- _WORK TO BE COMPLETED_:
Going through the data below, copy out each line where the word "text" shows up.
### SUPPLIED RECORDS ###
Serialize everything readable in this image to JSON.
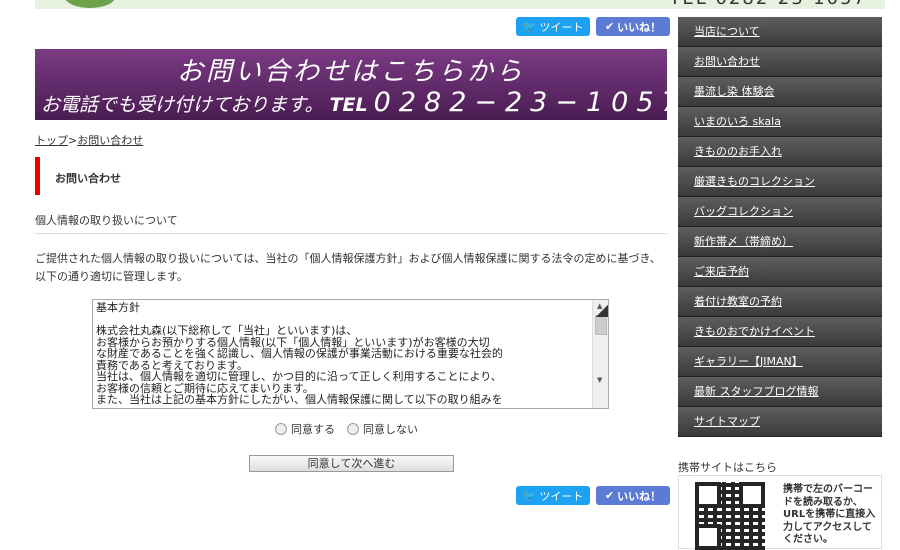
{
  "header": {
    "tel_partial": "TEL 0282-23-1057"
  },
  "social": {
    "tweet": "ツイート",
    "like": "いいね！"
  },
  "banner": {
    "line1": "お問い合わせはこちらから",
    "line2": "お電話でも受け付けております。",
    "tel": "TEL",
    "number": "0282−23−1057"
  },
  "breadcrumb": {
    "home": "トップ",
    "sep": ">",
    "current": "お問い合わせ"
  },
  "page": {
    "heading": "お問い合わせ",
    "subheading": "個人情報の取り扱いについて",
    "intro": "ご提供された個人情報の取り扱いについては、当社の「個人情報保護方針」および個人情報保護に関する法令の定めに基づき、以下の通り適切に管理します。"
  },
  "policy": {
    "text": "基本方針\n\n株式会社丸森(以下総称して「当社」といいます)は、\nお客様からお預かりする個人情報(以下「個人情報」といいます)がお客様の大切\nな財産であることを強く認識し、個人情報の保護が事業活動における重要な社会的\n責務であると考えております。\n当社は、個人情報を適切に管理し、かつ目的に沿って正しく利用することにより、\nお客様の信頼とご期待に応えてまいります。\nまた、当社は上記の基本方針にしたがい、個人情報保護に関して以下の取り組みを"
  },
  "consent": {
    "agree": "同意する",
    "disagree": "同意しない",
    "submit": "同意して次へ進む"
  },
  "sidebar": {
    "items": [
      "当店について",
      "お問い合わせ",
      "墨流し染 体験会",
      "いまのいろ skala",
      "きもののお手入れ",
      "厳選きものコレクション",
      "バッグコレクション",
      "新作帯〆（帯締め）",
      "ご来店予約",
      "着付け教室の予約",
      "きものおでかけイベント",
      "ギャラリー【JIMAN】",
      "最新 スタッフブログ情報",
      "サイトマップ"
    ]
  },
  "mobile": {
    "label": "携帯サイトはこちら",
    "text": "携帯で左のバーコードを読み取るか、URLを携帯に直接入力してアクセスしてください。"
  }
}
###
- _SOLUTION FOR THIS EXERCISE_:
    "text": "基本方針\n\n株式会社丸森(以下総称して「当社」といいます)は、\nお客様からお預かりする個人情報(以下「個人情報」といいます)がお客様の大切\nな財産であることを強く認識し、個人情報の保護が事業活動における重要な社会的\n責務であると考えております。\n当社は、個人情報を適切に管理し、かつ目的に沿って正しく利用することにより、\nお客様の信頼とご期待に応えてまいります。\nまた、当社は上記の基本方針にしたがい、個人情報保護に関して以下の取り組みを"
    "text": "携帯で左のバーコードを読み取るか、URLを携帯に直接入力してアクセスしてください。"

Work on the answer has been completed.